The Slatest

FBI Scrutinizing “Suspicious” Wire Transfers Linked to Trump’s Former Campaign Chief Manafort

Paul Manafort is interviewed on the floor of the Republican National Convention at the Quicken Loans Arena on July 17, 2016, in Cleveland.

Win McNamee/Getty Images

Federal investigators are analyzing with particular interest a set of “suspicious” wire transfers that are tied to President Donald Trump’s former campaign manager Paul Manafort, BuzzFeed revealed on Sunday. The transfers involved more than $3 million, most of which ended up in the United States. The approximately 13 transfers took place between 2012 and 2013 and immediately raised eyebrows, amid suspicions that Manafort may have hidden money from authorities for tax reasons or helped the Ukrainian regime launder money.

The transfers were apparently flagged as suspicious by U.S. financial institutions that pointed to “unusual behavior” by offshore companies that allegedly have ties to Manafort. One of the things that raised supicions was that none of the companies explained what the money was to be used for, and the transactions originated in countries known for money laundering. That obviously does not prove any wrongdoing in itself, and the investigation apparently “lay dormant” for a while. But there were so many suspicious transactions that agents drafted “intelligence reports” about Manafort’s financial activity.

News of the investigation into the wire transfers come as Washington nervously waits for Monday, when the first indictments in special counsel Robert Mueller’s probe into Russian meddling in the election could be issued. Manafort—who led Trump’s campaign for only three months in 2016 before he was forced to resign—didn’t comment on the suspicious wire transfers, but he has denied any wrongdoing in the past.
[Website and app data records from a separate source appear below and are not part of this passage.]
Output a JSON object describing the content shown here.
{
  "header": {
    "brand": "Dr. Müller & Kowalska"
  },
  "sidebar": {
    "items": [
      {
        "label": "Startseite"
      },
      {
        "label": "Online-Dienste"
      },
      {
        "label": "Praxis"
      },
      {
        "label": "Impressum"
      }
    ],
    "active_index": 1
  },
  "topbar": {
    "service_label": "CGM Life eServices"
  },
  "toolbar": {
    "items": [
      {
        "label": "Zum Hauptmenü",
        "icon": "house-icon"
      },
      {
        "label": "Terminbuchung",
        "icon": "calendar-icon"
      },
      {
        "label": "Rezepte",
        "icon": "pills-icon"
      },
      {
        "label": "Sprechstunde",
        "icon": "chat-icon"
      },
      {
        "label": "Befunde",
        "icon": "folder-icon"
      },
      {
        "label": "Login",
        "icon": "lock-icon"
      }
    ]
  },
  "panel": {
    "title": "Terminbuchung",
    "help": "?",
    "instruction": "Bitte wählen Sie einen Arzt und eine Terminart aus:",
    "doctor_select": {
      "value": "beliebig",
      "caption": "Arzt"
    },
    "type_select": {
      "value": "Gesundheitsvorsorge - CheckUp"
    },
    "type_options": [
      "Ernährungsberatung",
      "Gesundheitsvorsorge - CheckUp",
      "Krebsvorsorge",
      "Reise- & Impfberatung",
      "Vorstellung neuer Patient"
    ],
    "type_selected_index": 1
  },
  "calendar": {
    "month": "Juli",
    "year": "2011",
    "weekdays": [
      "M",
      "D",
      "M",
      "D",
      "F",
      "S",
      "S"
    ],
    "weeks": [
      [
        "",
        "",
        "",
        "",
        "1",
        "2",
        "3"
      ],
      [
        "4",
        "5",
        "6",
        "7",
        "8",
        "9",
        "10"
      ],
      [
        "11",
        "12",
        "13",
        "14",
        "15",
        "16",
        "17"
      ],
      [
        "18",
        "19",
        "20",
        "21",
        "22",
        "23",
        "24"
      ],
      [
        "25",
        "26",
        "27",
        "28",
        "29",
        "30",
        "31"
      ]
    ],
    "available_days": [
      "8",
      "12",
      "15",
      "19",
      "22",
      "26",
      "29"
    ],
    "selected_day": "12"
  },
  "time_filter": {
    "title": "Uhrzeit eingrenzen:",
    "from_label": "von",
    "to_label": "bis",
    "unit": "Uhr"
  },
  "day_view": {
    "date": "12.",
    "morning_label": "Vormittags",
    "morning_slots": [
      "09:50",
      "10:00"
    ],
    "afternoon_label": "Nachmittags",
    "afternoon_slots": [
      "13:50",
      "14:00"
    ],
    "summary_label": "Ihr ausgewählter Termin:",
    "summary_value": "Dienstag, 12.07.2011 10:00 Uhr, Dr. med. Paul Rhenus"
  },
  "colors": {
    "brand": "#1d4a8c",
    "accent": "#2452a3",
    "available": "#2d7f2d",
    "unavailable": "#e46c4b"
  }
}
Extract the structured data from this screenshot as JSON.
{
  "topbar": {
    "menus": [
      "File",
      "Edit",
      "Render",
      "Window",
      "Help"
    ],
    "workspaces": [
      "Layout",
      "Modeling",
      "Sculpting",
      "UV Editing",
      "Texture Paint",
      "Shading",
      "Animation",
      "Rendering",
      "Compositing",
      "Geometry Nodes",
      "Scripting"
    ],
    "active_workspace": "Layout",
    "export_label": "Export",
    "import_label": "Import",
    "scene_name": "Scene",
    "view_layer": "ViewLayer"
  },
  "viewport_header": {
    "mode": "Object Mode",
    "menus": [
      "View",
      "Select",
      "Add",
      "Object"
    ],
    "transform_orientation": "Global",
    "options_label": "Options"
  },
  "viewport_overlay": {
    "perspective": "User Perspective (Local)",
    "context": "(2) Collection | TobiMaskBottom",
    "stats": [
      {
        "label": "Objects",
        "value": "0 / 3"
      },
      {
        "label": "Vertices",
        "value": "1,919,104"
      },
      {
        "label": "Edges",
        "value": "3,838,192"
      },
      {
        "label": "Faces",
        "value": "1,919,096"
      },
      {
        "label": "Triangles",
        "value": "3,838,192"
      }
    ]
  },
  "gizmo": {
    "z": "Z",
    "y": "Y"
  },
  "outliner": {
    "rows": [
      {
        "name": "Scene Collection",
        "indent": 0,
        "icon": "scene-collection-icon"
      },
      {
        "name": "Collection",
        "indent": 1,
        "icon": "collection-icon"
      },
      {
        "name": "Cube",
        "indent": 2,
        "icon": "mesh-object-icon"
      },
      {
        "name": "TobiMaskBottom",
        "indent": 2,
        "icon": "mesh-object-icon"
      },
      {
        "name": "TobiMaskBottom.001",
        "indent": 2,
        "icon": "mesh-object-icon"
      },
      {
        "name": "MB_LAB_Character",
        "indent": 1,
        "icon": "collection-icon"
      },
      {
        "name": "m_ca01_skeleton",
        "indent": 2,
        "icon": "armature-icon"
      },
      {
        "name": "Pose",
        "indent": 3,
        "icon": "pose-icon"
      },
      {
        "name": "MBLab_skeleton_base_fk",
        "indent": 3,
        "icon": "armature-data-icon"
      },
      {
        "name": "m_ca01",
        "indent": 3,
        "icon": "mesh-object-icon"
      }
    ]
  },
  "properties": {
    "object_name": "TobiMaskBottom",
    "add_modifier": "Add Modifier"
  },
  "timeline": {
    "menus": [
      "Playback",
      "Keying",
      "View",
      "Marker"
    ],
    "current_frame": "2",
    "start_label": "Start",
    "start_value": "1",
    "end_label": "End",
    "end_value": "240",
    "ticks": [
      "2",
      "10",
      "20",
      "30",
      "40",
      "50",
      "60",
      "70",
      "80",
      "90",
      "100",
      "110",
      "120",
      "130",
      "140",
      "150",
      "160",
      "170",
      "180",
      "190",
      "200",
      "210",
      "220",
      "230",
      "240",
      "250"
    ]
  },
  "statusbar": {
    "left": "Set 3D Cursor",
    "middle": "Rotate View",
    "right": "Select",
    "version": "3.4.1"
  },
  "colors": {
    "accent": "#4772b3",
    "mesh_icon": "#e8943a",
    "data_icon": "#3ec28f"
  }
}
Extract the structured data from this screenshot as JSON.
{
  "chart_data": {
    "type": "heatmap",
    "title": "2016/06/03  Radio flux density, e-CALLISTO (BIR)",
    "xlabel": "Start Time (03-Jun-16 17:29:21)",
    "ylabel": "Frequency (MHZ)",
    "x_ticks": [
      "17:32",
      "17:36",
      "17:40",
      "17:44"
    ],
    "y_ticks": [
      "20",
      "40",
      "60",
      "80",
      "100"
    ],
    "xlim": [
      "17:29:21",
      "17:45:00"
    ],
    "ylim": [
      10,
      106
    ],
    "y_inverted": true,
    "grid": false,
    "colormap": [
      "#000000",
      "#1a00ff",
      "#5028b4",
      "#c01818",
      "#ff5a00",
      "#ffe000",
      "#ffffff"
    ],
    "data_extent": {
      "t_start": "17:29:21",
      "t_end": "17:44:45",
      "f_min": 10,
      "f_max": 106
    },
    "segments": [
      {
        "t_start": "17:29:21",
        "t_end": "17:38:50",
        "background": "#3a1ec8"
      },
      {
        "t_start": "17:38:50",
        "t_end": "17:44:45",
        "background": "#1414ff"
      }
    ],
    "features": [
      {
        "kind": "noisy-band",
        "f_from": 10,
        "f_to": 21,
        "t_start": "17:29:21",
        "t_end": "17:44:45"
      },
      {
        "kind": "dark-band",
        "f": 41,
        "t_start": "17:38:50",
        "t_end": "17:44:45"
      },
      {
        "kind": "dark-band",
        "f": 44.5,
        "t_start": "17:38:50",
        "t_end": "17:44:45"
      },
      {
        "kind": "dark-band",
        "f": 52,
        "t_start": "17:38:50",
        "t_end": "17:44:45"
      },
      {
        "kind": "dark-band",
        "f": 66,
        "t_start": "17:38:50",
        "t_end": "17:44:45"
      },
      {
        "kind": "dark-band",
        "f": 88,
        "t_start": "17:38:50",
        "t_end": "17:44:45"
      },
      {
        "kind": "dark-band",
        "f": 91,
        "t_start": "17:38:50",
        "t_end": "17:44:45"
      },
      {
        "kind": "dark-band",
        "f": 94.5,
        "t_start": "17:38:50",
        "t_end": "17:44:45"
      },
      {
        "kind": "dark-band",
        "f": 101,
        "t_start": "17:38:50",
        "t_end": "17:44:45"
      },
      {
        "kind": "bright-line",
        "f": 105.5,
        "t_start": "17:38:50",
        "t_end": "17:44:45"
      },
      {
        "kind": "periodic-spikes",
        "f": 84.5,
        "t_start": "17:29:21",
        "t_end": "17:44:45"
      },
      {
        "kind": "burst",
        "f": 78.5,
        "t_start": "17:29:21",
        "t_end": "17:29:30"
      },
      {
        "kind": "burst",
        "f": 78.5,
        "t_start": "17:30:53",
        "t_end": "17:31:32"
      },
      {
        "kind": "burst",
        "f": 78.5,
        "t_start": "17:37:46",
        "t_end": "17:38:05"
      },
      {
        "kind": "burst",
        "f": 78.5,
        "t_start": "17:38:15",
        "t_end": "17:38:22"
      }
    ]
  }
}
Manafort has reportedly been one of the key players in Mueller’s investigation, and federal agents raided his Virginia home in July.